#### To do
All lines holding the word "title" should be located in the records and copied.

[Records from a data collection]
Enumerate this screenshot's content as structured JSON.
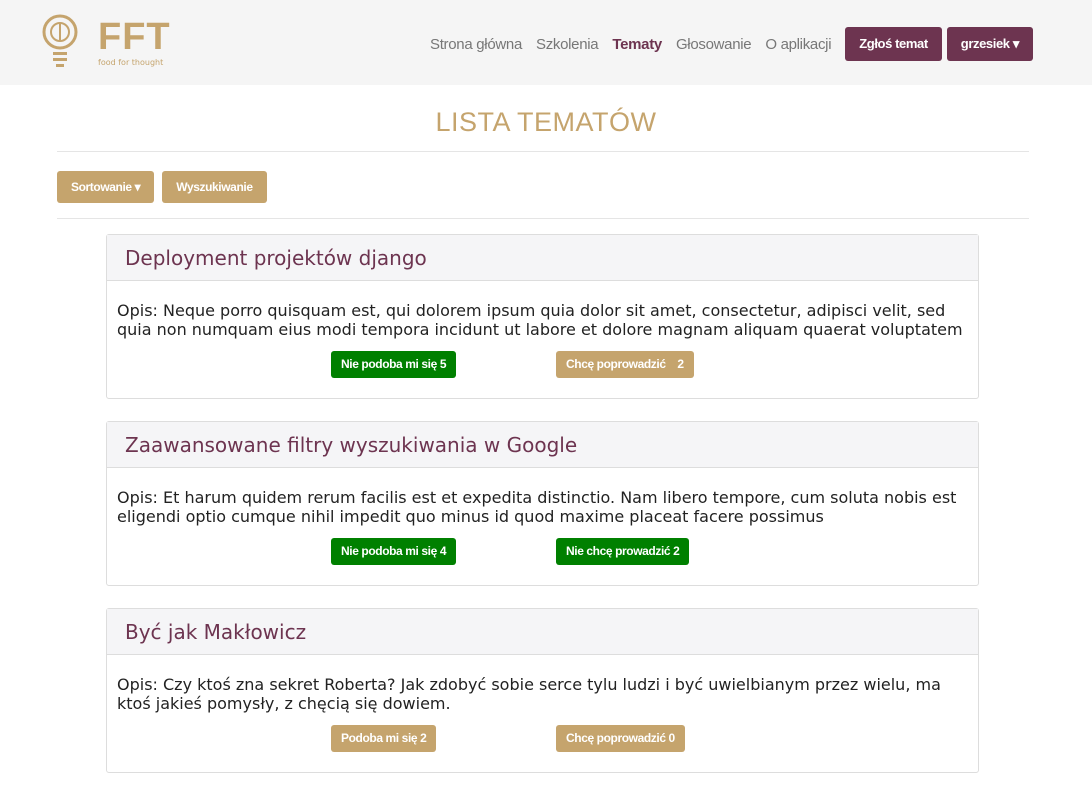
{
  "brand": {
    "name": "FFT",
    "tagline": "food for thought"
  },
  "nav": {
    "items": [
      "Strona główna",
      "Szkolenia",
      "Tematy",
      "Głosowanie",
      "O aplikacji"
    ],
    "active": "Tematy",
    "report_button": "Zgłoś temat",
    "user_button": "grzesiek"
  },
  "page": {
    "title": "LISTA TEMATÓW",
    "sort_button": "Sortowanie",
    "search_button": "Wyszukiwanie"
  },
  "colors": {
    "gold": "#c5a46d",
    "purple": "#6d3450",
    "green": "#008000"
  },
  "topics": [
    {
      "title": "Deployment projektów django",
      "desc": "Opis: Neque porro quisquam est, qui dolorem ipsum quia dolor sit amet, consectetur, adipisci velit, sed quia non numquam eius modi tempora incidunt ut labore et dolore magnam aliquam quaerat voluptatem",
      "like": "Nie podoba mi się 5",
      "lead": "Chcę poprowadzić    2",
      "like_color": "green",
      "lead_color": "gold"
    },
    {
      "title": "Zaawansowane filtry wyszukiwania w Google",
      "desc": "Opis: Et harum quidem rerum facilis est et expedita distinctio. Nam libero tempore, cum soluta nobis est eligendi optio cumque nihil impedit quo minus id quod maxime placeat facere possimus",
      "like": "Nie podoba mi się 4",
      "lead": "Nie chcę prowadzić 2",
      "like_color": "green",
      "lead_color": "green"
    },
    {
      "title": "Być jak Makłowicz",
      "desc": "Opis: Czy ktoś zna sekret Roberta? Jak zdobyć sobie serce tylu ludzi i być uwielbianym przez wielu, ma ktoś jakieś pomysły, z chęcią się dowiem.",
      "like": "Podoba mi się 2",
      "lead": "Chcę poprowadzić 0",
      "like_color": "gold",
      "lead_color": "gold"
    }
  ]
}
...
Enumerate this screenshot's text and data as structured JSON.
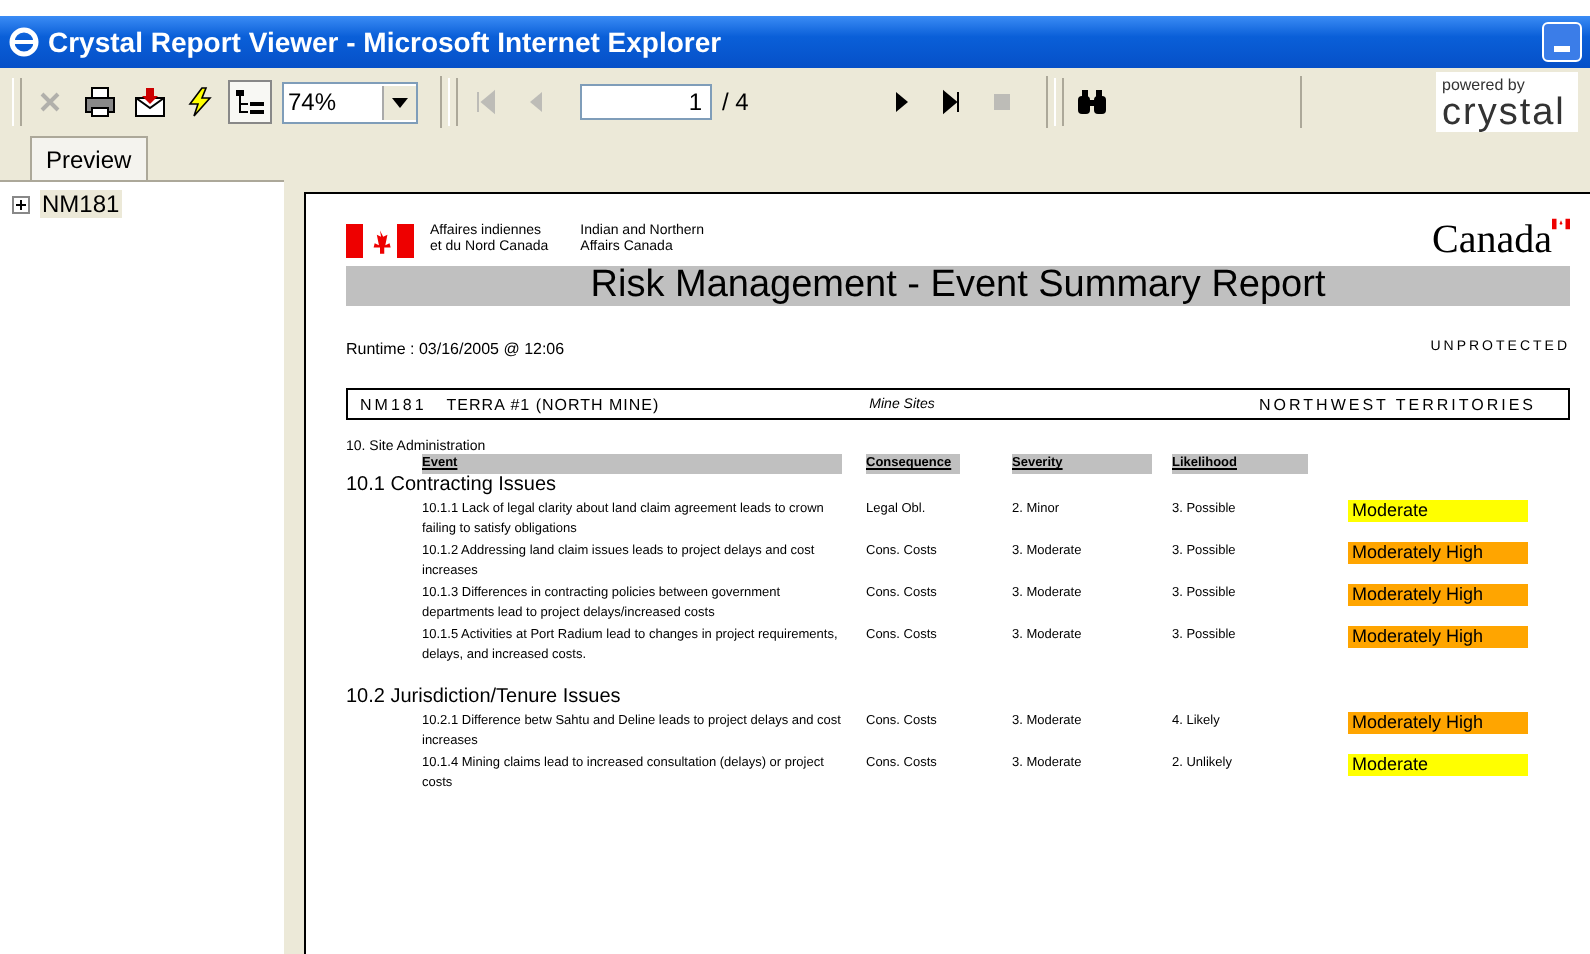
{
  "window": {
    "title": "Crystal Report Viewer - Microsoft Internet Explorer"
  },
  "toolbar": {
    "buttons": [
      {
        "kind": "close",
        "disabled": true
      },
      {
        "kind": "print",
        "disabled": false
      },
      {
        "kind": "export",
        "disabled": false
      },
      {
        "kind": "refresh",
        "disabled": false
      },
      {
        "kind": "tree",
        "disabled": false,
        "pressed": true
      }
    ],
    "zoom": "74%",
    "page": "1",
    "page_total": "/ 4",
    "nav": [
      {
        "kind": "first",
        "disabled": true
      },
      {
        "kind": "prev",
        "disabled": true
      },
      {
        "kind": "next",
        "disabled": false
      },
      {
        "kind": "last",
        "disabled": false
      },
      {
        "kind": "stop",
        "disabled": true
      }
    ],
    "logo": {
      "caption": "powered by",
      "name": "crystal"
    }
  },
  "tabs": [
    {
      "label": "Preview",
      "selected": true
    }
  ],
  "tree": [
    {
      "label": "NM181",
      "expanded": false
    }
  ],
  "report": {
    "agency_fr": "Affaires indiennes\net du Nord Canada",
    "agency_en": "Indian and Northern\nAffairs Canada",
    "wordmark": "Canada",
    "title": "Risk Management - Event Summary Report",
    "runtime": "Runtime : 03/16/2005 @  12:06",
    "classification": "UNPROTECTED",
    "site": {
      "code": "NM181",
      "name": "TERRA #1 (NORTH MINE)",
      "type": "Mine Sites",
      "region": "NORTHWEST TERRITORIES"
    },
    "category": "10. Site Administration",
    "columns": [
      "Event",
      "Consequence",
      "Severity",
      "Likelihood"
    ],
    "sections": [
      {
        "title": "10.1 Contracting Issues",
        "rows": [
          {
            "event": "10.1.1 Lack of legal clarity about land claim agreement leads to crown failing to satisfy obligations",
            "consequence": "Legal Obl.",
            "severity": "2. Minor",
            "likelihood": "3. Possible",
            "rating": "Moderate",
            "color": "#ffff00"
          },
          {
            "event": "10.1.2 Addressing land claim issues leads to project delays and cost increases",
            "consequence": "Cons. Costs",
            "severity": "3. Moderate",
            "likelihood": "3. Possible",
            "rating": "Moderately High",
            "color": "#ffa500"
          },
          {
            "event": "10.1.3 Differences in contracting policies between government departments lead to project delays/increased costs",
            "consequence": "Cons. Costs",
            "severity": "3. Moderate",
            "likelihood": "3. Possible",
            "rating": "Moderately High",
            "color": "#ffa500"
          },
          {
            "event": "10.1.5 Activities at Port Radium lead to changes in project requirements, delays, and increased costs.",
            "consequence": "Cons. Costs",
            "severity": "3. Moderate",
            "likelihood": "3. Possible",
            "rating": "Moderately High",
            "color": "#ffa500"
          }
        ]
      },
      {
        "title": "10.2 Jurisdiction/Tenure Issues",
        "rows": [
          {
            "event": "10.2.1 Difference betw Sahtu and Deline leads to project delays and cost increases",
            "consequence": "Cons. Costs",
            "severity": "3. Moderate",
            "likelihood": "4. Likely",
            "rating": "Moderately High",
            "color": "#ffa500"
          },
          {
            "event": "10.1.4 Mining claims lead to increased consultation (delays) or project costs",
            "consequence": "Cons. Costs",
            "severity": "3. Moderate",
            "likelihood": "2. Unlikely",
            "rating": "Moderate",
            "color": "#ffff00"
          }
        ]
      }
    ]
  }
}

#### Completed exercise
    "title": "LISTA TEMATÓW",
      "title": "Deployment projektów django",
      "title": "Zaawansowane filtry wyszukiwania w Google",
      "title": "Być jak Makłowicz",
    "title": "Crystal Report Viewer - Microsoft Internet Explorer"
    "title": "Risk Management - Event Summary Report",
        "title": "10.1 Contracting Issues",
        "title": "10.2 Jurisdiction/Tenure Issues",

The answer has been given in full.